Required action:
Pick each line containing "chevron" out of the records.

─── Extracted entries

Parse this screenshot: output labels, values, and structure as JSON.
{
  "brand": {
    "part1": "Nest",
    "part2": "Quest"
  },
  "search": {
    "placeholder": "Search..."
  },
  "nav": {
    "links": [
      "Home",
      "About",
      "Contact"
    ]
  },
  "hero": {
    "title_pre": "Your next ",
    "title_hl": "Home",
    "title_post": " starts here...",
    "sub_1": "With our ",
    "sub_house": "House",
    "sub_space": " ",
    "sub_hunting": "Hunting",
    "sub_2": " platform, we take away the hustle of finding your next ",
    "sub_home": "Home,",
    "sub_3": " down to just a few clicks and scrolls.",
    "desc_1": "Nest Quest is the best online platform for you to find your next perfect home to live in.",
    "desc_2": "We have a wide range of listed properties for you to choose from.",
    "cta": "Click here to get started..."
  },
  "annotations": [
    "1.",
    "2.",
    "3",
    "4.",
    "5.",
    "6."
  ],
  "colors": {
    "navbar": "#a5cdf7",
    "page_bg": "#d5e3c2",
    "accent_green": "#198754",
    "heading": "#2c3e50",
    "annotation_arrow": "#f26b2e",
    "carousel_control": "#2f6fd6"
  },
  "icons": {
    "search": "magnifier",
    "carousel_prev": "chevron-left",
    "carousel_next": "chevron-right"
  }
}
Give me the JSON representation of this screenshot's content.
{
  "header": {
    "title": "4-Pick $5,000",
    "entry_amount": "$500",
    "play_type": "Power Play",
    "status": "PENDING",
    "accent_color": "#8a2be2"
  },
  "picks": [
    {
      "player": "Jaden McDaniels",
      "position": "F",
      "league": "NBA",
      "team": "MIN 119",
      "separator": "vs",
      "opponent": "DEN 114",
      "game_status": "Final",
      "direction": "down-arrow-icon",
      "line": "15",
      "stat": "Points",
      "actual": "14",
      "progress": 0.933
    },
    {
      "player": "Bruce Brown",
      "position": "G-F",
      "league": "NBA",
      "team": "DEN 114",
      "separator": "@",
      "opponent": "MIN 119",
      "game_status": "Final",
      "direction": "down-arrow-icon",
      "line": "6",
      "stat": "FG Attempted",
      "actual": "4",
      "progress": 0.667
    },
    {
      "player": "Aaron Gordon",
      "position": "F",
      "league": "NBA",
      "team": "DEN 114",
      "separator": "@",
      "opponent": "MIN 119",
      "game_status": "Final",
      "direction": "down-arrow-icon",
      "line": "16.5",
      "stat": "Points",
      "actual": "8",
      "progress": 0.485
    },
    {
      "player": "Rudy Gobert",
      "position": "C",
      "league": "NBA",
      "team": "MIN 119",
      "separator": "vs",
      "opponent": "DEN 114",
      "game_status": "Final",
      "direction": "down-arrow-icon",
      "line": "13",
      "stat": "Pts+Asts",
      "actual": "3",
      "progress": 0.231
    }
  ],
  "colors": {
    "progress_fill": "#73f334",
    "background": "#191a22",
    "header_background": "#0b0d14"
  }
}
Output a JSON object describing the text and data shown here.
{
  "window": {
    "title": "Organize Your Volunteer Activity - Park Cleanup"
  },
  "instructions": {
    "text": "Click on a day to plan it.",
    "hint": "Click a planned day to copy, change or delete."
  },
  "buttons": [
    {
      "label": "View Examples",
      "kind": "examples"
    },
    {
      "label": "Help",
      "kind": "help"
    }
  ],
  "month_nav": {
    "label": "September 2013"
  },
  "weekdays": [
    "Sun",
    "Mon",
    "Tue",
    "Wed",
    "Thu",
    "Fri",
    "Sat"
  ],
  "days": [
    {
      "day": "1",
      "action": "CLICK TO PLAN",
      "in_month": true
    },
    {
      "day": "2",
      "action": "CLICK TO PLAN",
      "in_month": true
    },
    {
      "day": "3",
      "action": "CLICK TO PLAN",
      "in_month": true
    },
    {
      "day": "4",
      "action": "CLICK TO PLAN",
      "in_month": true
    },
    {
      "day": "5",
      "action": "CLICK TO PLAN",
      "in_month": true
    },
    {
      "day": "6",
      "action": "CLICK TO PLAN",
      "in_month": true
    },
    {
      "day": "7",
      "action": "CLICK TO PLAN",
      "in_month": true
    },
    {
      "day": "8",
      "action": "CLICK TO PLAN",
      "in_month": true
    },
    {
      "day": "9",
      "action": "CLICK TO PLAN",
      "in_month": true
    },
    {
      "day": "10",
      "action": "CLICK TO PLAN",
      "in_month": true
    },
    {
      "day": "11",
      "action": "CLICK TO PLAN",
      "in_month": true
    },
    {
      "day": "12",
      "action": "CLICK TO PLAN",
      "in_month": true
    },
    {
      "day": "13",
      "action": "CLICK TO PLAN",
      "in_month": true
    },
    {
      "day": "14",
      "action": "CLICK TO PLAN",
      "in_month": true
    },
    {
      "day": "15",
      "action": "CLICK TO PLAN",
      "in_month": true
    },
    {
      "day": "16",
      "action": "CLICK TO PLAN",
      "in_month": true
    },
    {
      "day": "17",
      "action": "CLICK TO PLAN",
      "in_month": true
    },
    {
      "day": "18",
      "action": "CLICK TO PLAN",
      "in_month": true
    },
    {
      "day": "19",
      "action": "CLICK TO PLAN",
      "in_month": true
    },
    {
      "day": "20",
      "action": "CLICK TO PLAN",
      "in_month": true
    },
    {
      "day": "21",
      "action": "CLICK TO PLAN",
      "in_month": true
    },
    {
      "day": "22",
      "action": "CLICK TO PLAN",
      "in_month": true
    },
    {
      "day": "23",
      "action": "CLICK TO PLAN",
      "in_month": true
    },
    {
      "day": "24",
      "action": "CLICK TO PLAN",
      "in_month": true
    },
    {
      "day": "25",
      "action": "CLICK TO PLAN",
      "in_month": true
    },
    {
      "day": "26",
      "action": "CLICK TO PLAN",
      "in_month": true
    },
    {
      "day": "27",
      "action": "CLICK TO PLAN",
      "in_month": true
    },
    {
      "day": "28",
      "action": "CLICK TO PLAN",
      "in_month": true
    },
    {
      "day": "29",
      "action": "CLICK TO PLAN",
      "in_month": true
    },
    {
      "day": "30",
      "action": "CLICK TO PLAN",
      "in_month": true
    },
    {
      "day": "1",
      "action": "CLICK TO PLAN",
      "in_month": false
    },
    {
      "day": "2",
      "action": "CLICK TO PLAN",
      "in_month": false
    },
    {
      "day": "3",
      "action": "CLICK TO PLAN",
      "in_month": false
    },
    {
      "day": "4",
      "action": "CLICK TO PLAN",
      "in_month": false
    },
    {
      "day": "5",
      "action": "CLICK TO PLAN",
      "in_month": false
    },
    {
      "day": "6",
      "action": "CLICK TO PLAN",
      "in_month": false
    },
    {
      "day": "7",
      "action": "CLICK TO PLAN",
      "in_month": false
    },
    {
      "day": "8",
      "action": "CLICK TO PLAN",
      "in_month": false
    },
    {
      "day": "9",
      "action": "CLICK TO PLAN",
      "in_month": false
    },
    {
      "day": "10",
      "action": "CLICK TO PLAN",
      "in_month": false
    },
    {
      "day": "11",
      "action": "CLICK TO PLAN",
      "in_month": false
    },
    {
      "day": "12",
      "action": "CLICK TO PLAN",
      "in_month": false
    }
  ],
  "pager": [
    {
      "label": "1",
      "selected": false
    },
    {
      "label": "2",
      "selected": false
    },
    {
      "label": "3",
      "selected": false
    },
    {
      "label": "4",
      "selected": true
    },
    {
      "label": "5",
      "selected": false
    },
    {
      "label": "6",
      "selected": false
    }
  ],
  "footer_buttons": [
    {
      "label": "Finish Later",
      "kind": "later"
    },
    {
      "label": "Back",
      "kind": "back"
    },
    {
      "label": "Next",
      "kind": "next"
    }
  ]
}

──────

Exercise output:
    "carousel_prev": "chevron-left",
    "carousel_next": "chevron-right"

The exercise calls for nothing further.